Sometimes you wonder how an author can focus so clearly on a subject so fuzzy. The story of Nick Drake, obscure English guitarist and lyricist, is a case in point. Folkie Drake was so little recognized in his lifetime that his total sales from three albums (Five Leaves Left, Bryter Layter, and Pink Moon) amounted to about 5,000 copies. His onstage presence was variously described as “no showmanship” and “painful to watch.”
Yet this shy, chronically depressed pretty boy, who once spoke on a private voice recording of “the lies, the truth, and the pain” that pervaded his short bleak life, has become a minor cult hero to many English youngsters who now, we are told, seek out his earthly habitats. “Most summer days, or anywhere near the anniversary of Nick’s birth or death,” biographer Dann (former head of BBC Music Entertainment) tells us, “you can find little knots of people in the churchyard or on the pilgrimage to the end of Bates Lane where the Drakes’ old family house stands rather self-righteously behind its big wooden gates.”

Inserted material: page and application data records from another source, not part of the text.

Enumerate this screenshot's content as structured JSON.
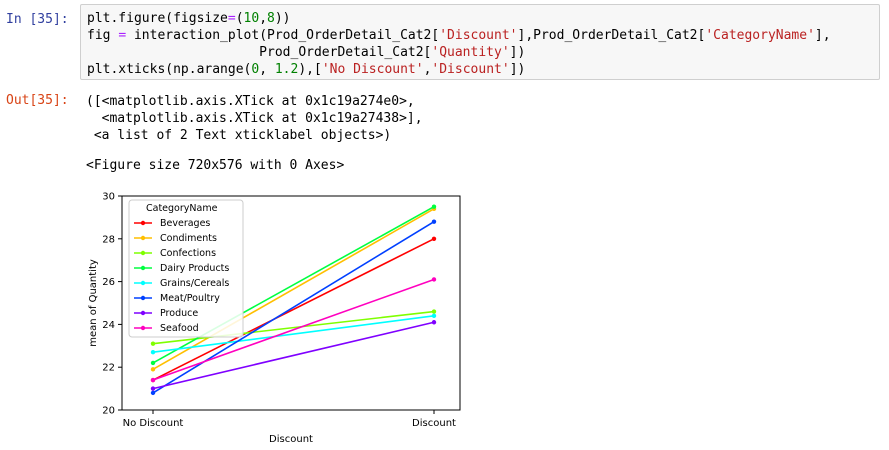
{
  "prompts": {
    "input": "In [35]:",
    "output": "Out[35]:"
  },
  "code": {
    "line1": [
      "plt.figure(figsize",
      "=",
      "(",
      "10",
      ",",
      "8",
      "))"
    ],
    "line2": [
      "fig ",
      "=",
      " interaction_plot(Prod_OrderDetail_Cat2[",
      "'Discount'",
      "],Prod_OrderDetail_Cat2[",
      "'CategoryName'",
      "],"
    ],
    "line3": [
      "                      Prod_OrderDetail_Cat2[",
      "'Quantity'",
      "])"
    ],
    "line4": [
      "plt.xticks(np.arange(",
      "0",
      ", ",
      "1.2",
      "),[",
      "'No Discount'",
      ",",
      "'Discount'",
      "])"
    ]
  },
  "output": {
    "line1": "([<matplotlib.axis.XTick at 0x1c19a274e0>,",
    "line2": "  <matplotlib.axis.XTick at 0x1c19a27438>],",
    "line3": " <a list of 2 Text xticklabel objects>)",
    "figure_size": "<Figure size 720x576 with 0 Axes>"
  },
  "chart_data": {
    "type": "line",
    "categories": [
      "No Discount",
      "Discount"
    ],
    "xlabel": "Discount",
    "ylabel": "mean of Quantity",
    "ylim": [
      20,
      30
    ],
    "yticks": [
      20,
      22,
      24,
      26,
      28,
      30
    ],
    "legend_title": "CategoryName",
    "legend_position": "top-left",
    "series": [
      {
        "name": "Beverages",
        "color": "#ff0000",
        "values": [
          21.4,
          28.0
        ]
      },
      {
        "name": "Condiments",
        "color": "#ffbf00",
        "values": [
          21.9,
          29.4
        ]
      },
      {
        "name": "Confections",
        "color": "#7fff00",
        "values": [
          23.1,
          24.6
        ]
      },
      {
        "name": "Dairy Products",
        "color": "#00ff40",
        "values": [
          22.2,
          29.5
        ]
      },
      {
        "name": "Grains/Cereals",
        "color": "#00ffff",
        "values": [
          22.7,
          24.4
        ]
      },
      {
        "name": "Meat/Poultry",
        "color": "#0040ff",
        "values": [
          20.8,
          28.8
        ]
      },
      {
        "name": "Produce",
        "color": "#7f00ff",
        "values": [
          21.0,
          24.1
        ]
      },
      {
        "name": "Seafood",
        "color": "#ff00bf",
        "values": [
          21.4,
          26.1
        ]
      }
    ]
  }
}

Born in Burma and raised in England in stodgy upper-class privilege, Nick Drake flopped out and dropped out of Cambridge, not for lack of smarts but because he was drifting passively into an introverted world of drugs and his own quirky kind of music. His talent as a guitarist was never in doubt, but he mumbled and constantly re-tuned whenever someone gave him a break and let him play in front of the public. His most loyal booster, a record promoter named Steve Boyd of the now-defunct Witchseason, tried manfully to sell Drake’s albums, but there was always something wrong – the cover art was inappropriate to the material, the pitch wasn’t aggressive enough, whatever. At times, I’m bound to say, this book reads like a Monty Python send-up of the life of an unknown-and-for-good-reason effete artiste. It was almost as if Drake sought failure, accepted it as the foregone conclusion to his sad, short life.
After his death at age 26, arguably a suicide from an overdose of pills, some of Drake’s songs took on a new life. Posthumously promoted by his sister, an actress named Gabrielle who manages his estate, his work popped up in a VW ad and in some lesser-known films. Bryter Layter was selected by The Guardian as number one in their top alternative albums listings (one suspects some influence-peddling there, however). This success would be a good average for a living singer-songwriter, but would have to be underpinned by constant personal appearances and publicity. It’s obvious from his painfully withdrawn life on earth that Drake was incapable of pushing his songs. It’s possible he wouldn’t have cared about their current success. One could say that the limelight now focused on this “poor boy” (the title of one of his songs) stems from the avidity of others, and borders on the ghoulish.
Drake’s tombstone is writ with one his lyrics, “Now we rise and we are everywhere.” Perhaps in death he has lost his many fears and can let his songs fly. We hope he’s not bothered by the groupies flocking to his grave.